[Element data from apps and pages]
______
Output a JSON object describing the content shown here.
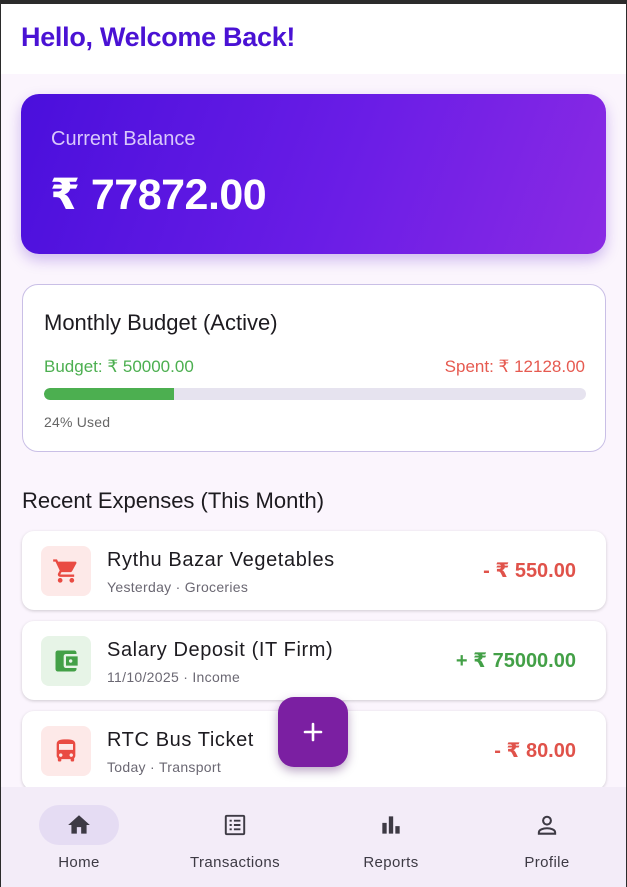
{
  "app_bar": {
    "title": "Hello, Welcome Back!"
  },
  "balance": {
    "label": "Current Balance",
    "value": "₹ 77872.00"
  },
  "budget": {
    "title": "Monthly Budget (Active)",
    "budget_label": "Budget: ₹ 50000.00",
    "spent_label": "Spent: ₹ 12128.00",
    "used_fraction": 0.24,
    "used_label": "24% Used"
  },
  "recent": {
    "title": "Recent Expenses (This Month)",
    "items": [
      {
        "title": "Rythu Bazar Vegetables",
        "meta": "Yesterday · Groceries",
        "amount": "- ₹ 550.00",
        "kind": "expense",
        "icon": "cart-icon"
      },
      {
        "title": "Salary Deposit (IT Firm)",
        "meta": "11/10/2025 · Income",
        "amount": "+ ₹ 75000.00",
        "kind": "income",
        "icon": "wallet-icon"
      },
      {
        "title": "RTC Bus Ticket",
        "meta": "Today · Transport",
        "amount": "- ₹ 80.00",
        "kind": "expense",
        "icon": "bus-icon"
      }
    ]
  },
  "fab": {
    "icon": "plus-icon"
  },
  "nav": {
    "items": [
      {
        "label": "Home",
        "icon": "home-icon",
        "active": true
      },
      {
        "label": "Transactions",
        "icon": "receipt-icon",
        "active": false
      },
      {
        "label": "Reports",
        "icon": "bar-chart-icon",
        "active": false
      },
      {
        "label": "Profile",
        "icon": "person-icon",
        "active": false
      }
    ]
  },
  "colors": {
    "primary": "#4a12d4",
    "income": "#43a047",
    "expense": "#e0524a",
    "fab": "#7b1fa2"
  }
}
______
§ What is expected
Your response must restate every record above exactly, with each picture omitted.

§ Written answer
Output a JSON object describing the content shown here.
{
  "app_bar": {
    "title": "Hello, Welcome Back!"
  },
  "balance": {
    "label": "Current Balance",
    "value": "₹ 77872.00"
  },
  "budget": {
    "title": "Monthly Budget (Active)",
    "budget_label": "Budget: ₹ 50000.00",
    "spent_label": "Spent: ₹ 12128.00",
    "used_fraction": 0.24,
    "used_label": "24% Used"
  },
  "recent": {
    "title": "Recent Expenses (This Month)",
    "items": [
      {
        "title": "Rythu Bazar Vegetables",
        "meta": "Yesterday · Groceries",
        "amount": "- ₹ 550.00",
        "kind": "expense",
        "icon": "cart-icon"
      },
      {
        "title": "Salary Deposit (IT Firm)",
        "meta": "11/10/2025 · Income",
        "amount": "+ ₹ 75000.00",
        "kind": "income",
        "icon": "wallet-icon"
      },
      {
        "title": "RTC Bus Ticket",
        "meta": "Today · Transport",
        "amount": "- ₹ 80.00",
        "kind": "expense",
        "icon": "bus-icon"
      }
    ]
  },
  "fab": {
    "icon": "plus-icon"
  },
  "nav": {
    "items": [
      {
        "label": "Home",
        "icon": "home-icon",
        "active": true
      },
      {
        "label": "Transactions",
        "icon": "receipt-icon",
        "active": false
      },
      {
        "label": "Reports",
        "icon": "bar-chart-icon",
        "active": false
      },
      {
        "label": "Profile",
        "icon": "person-icon",
        "active": false
      }
    ]
  },
  "colors": {
    "primary": "#4a12d4",
    "income": "#43a047",
    "expense": "#e0524a",
    "fab": "#7b1fa2"
  }
}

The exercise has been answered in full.